As part of investigations into users of Bylock, the communication application used by Gülenist Terror Group (FETÖ) members, 184 judiciary personnel were laid off on Thursday.
The Turkish Supreme Board of Judges and Prosecutors (HSYK) ordered that 184 judges and prosecutors be suspended for using the encrypted app.
Meanwhile, five more suspects in the secret smartphone app case linked to the July 15 coup plot were also arrested.
The suspects were detained by Ankara's Anti-Smuggling and Organized Crime Department teams in an operation that began Wednesday morning and took place in 13 provinces. The operation is targeting a total of 215 police personnel, including 147 high-ranking officers.
An Istanbul court later on Thursday remanded 40 police officers in custody.
The suspects, who allegedly used ByLock, are accused of "being members of an armed terrorist organization."
Turkish police said 121 people had been detained across Turkey so far over using of the encrypted messaging service.
ByLock is said to have been used by members of the FETÖ, which the government has said was behind the attempted takeover, which martyred 241 people and wounded nearly 2,200 others.
The app is believed to have been cracked by Turkish security agencies before the coup, prompting the plotters to switch to the WhatsApp messaging service but not before tens of thousands of FETÖ suspects had been identified.

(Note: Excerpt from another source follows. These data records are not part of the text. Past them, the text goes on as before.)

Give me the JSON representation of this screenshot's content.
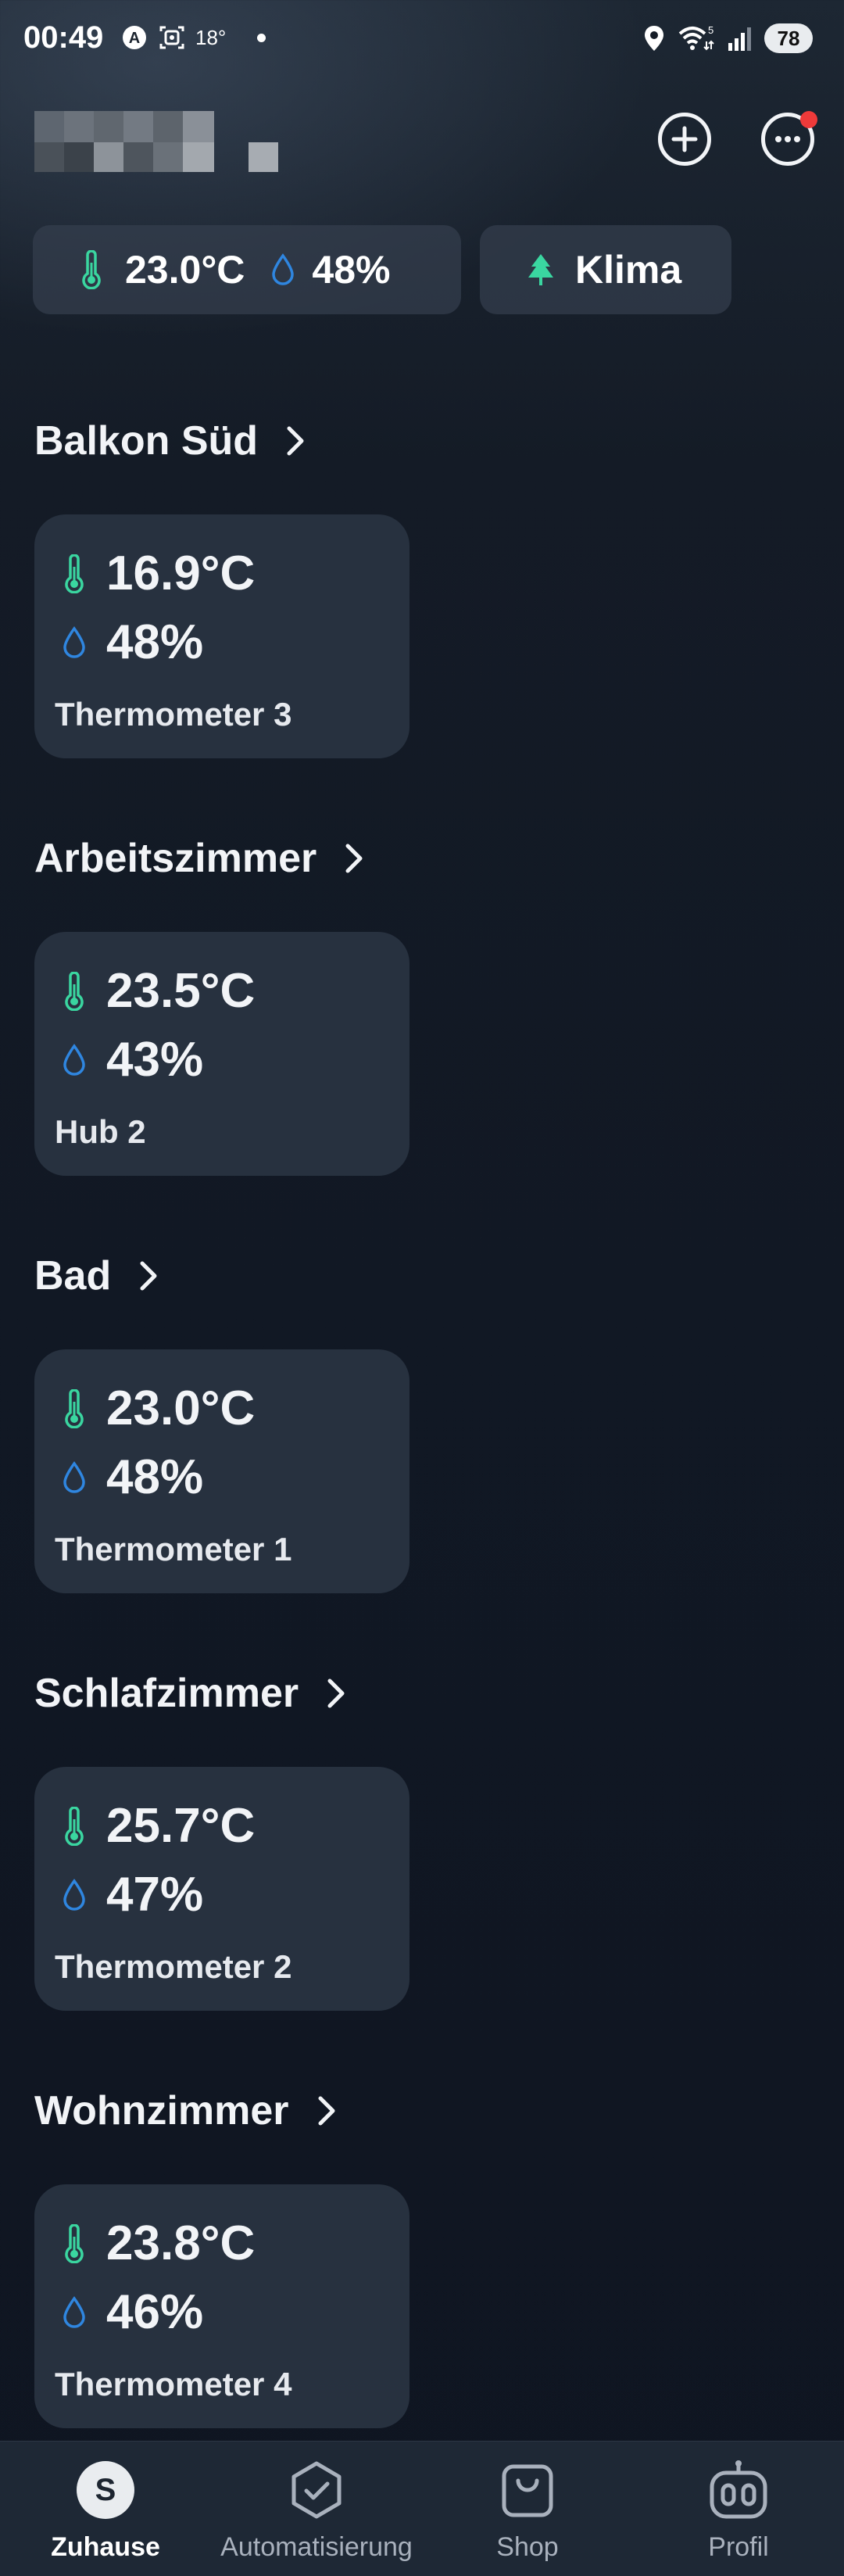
{
  "status_bar": {
    "time": "00:49",
    "temperature": "18°",
    "battery": "78",
    "wifi_badge": "5"
  },
  "header": {
    "home_name_redacted": true,
    "add_icon": "plus-circle-icon",
    "more_icon": "more-dots-icon",
    "notification_dot_color": "#ef3a3a"
  },
  "summary": {
    "temperature": "23.0°C",
    "humidity": "48%",
    "klima_label": "Klima"
  },
  "rooms": [
    {
      "name": "Balkon Süd",
      "temperature": "16.9°C",
      "humidity": "48%",
      "device": "Thermometer 3"
    },
    {
      "name": "Arbeitszimmer",
      "temperature": "23.5°C",
      "humidity": "43%",
      "device": "Hub 2"
    },
    {
      "name": "Bad",
      "temperature": "23.0°C",
      "humidity": "48%",
      "device": "Thermometer 1"
    },
    {
      "name": "Schlafzimmer",
      "temperature": "25.7°C",
      "humidity": "47%",
      "device": "Thermometer 2"
    },
    {
      "name": "Wohnzimmer",
      "temperature": "23.8°C",
      "humidity": "46%",
      "device": "Thermometer 4"
    }
  ],
  "bottom_nav": {
    "home": {
      "label": "Zuhause",
      "avatar_letter": "S",
      "active": true
    },
    "automation": {
      "label": "Automatisierung",
      "active": false
    },
    "shop": {
      "label": "Shop",
      "active": false
    },
    "profile": {
      "label": "Profil",
      "active": false
    }
  },
  "colors": {
    "thermometer": "#3ad6a0",
    "humidity": "#2f86e0",
    "klima_tree": "#3ad6a0",
    "card_bg": "#27313f"
  }
}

Turkey accuses FETÖ, which is led by U.S.-based Fetullah Gulen, of organizing the defeated coup as well as a long-running campaign to overthrow the state through the infiltration of Turkish institutions, particularly the military, police, and judiciary.